A variety of theories have been offered as an explanation, ranging from the mundane to the fantastic, the psychological to the paranormal. Stoned hippies, secret government mind control experiments, underground UFO bases and everything in between have been blamed.
The hum seems to have first been reported in the early 1990s. Joe Mullins, a professor emeritus of engineering at the University of New Mexico, conducted research into the Taos Hum. Based on a survey of residents, about 2 percent of the general population was believed to be “hearers,” those who claimed to detect the hum. Sensitive equipment was set up in the homes of several of the “hearers,” measuring sounds and vibrations but after extensive testing nothing unusual was detected.
The research revealed, however, that there was not a single identifiable Taos Hum but instead several different ones that people reported; some describe it as whir, hum or buzz. The fact that not everyone heard the same thing was puzzling, and suggests that they may have been reporting subjective experiences instead of objective sounds.
Explanations have been offered ranging from secret experiments in Los Alamos, New Mexico, top-secret military flight activity, electromagnetic vibrations emitted by Taos Mountain, or even low-flying alien spacecraft over the night skies.
Not everyone can hear the “mountain song,” in fact, only about two percent of the population can pick up this strange audio phenomenon.
Looming out of the Taos mountain range is a peak known as El Salto. It was this peak, which was reflecting the scarlet colors of the setting sun, that caused the first settlers in the valley to name the entire range Sangre de Cristo – “The Blood of Christ.” This majestic peak has seven waterfalls that cascade down its side in summer and form giant ice sculptures in the winter. For generations, the people of the area have considered El Salto to be a holy mountain that baptizes the valley with its singing waters. Behind many of the waterfalls are caves of different shapes along the various elevations of El Salto peak. These caves will catch the sounds of the cascading waterfalls and echo them across the valley.
People who can hear it describe feeling blessed and comforted by the low-frequency noise. Others do not have such a pleasant experience. Some tell of hearing a low rumbling or buzzing sound, while others describe it as sounding like a distant diesel engine. In many of these cases, people who have heard it also say that the sound is maddening, drives them crazy, and interferes with their sleep. More severe complaints also included pressure on the ears, headaches, and nosebleeds. Of those who complain of the constant humming noise, they also say that it does not sound like a natural phenomenon, often starts abruptly, and heard more after sunset and in the middle of the night than during the day.
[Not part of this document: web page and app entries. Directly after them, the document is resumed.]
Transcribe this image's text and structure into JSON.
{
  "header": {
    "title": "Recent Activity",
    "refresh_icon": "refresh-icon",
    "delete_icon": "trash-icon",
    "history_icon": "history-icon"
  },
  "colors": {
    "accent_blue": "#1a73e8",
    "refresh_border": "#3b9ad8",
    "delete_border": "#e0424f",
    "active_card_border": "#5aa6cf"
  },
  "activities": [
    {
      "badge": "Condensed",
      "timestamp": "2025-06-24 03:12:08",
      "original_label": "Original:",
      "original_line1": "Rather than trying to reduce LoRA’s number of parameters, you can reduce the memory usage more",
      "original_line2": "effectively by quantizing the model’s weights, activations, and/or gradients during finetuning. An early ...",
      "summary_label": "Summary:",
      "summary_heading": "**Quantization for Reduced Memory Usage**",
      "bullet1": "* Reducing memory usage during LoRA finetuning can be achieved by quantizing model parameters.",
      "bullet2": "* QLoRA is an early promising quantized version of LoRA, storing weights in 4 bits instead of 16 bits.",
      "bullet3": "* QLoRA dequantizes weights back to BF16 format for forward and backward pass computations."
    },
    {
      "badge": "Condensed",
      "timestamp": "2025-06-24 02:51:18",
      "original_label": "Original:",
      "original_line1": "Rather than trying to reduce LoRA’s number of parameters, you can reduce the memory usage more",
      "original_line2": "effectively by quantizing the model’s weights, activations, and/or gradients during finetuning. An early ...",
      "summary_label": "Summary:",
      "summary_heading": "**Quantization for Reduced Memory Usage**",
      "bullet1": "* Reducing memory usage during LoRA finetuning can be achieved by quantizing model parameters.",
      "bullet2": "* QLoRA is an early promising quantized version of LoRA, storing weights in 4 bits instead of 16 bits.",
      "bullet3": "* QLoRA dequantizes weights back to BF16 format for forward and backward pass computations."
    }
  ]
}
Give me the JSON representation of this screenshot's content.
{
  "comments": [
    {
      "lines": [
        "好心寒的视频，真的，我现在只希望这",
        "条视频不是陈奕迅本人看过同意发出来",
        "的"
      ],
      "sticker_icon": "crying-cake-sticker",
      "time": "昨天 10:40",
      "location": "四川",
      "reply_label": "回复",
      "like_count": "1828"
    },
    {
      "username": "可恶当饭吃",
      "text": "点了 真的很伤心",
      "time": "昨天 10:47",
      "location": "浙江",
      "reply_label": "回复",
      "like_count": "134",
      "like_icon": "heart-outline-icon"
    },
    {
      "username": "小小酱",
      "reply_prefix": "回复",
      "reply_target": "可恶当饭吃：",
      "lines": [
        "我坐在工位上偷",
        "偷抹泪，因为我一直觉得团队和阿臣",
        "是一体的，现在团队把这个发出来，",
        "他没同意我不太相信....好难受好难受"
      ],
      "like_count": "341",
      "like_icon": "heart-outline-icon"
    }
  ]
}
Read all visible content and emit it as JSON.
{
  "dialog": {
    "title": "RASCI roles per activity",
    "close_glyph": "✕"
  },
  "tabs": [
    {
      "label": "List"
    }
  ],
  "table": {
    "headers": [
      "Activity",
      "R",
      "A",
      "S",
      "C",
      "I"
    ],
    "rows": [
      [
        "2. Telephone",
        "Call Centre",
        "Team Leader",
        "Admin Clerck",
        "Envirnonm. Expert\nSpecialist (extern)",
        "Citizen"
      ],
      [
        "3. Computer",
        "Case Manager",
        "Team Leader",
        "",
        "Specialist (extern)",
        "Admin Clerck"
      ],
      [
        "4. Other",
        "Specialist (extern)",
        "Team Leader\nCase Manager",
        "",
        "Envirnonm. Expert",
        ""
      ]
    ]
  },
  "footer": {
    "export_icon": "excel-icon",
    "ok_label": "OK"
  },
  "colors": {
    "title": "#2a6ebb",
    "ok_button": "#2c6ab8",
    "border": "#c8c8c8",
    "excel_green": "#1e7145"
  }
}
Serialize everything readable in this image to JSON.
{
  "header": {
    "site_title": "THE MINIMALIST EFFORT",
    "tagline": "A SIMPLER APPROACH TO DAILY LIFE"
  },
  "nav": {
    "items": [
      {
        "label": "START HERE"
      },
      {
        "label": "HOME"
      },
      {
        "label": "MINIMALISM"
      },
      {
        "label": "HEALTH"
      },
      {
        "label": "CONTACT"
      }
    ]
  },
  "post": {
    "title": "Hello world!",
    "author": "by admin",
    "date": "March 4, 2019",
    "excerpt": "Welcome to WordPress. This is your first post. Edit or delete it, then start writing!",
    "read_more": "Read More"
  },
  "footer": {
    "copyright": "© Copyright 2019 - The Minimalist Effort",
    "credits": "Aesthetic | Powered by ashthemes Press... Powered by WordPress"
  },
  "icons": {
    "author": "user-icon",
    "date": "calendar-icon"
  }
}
Taos is not alone with its “hum.” Other places around the world have also reported the same phenomenon in Bristol, England; Bondi, New South Wales, Australia; and on the Big Island of Hawaii. New Zealand has the Auckland Hum and in Indiana, people hear what is known as the Kokomo Hum.